Statistics provide the means to analyze data and then summarize it into a numerical form.

How can a representative sample lead to sampling bias?
Learn how using representative samples alone is not enough to make sampling bias negligible and why elements such as randomization ... Read Answer >> 
What is the difference between systematic sampling and cluster sampling?
Learn about the differences between systematic sampling and cluster sampling, including how the samples are created for each ... Read Answer >> 
What's the difference between a representative sample and a convenience sample?
Learn the difference between convenience sampling and representative sampling and the advantages and disadvantages of each ... Read Answer >> 
What percentage of the population do you need in a representative sample?
Learn about representative samples and how they are used in conjunction with other strategies to create useful data with ... Read Answer >> 
How do researchers ensure that a simple random sample is an accurate representation ...
Learn which methods researchers employ to ensure that a simple random sample best approximates the larger population being ... Read Answer >> 
What's the difference between a representative sample and a random sample?

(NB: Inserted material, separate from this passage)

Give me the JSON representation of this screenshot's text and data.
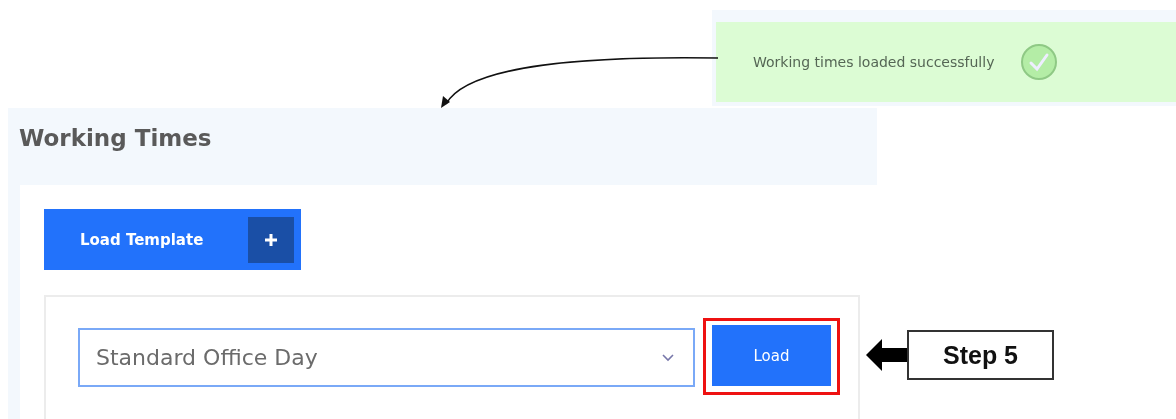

Explore the differences between representative samples and random samples, and discover how they are often used in tandem ... Read Answer >>